Alaa Mohamed, from Minya, a city in southern Egypt. “I came because I want to defend my freedom and my right to vote.” “I love Morsy because he is from the people, natural and simple. I think he is better than Nasser, because Nasser only tried to unite Arab nations, Morsy’s project is to unite all of the Muslim world.” “In Mubarak’s days if I went to the mosque too often someone from the Interior Ministry would start questioning me and possibly arrest me. But with Morsy we are free to pray as we want.”

Awataf Mohamed Ibrahim, from Shubra. “Under Mubarak people that lived outside of Cairo, especially those in the Sinai and Upper Egypt were forgotten, as if they weren’t even Egyptian. Morsy gave them their rights and the supplies they need to work and farm. He provides them with investment and services.” “If we leave our children to these secularists they will grow up without morals.” “I didn’t have any relationship with the Muslim Brotherhood, but after the revolution I wanted to know more.” “They are from us, and listen to us.”

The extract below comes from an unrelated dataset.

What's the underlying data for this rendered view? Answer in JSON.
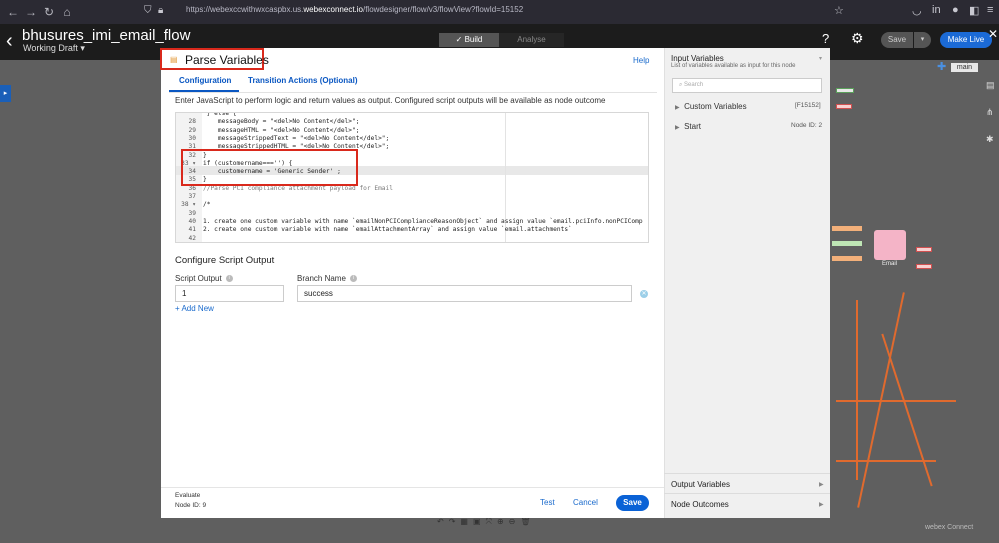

Shaban Hamada, 31, from Atfiha used to sell chickens. “State security took my brother and tortured him for 13 days, breaking his hands and arms, to the point I had to help him do everything including wiping his ass.” “If the military doesn’t return Morsy to his rightful place we will set this country on fire, and if they come here they won’t have to kill just one, they will have to kill us all.” “I studied religion at Al-Azhar University. But the system is so corrupt and anti-religious that they continue to prevent me from taking my final exam so I can graduate.”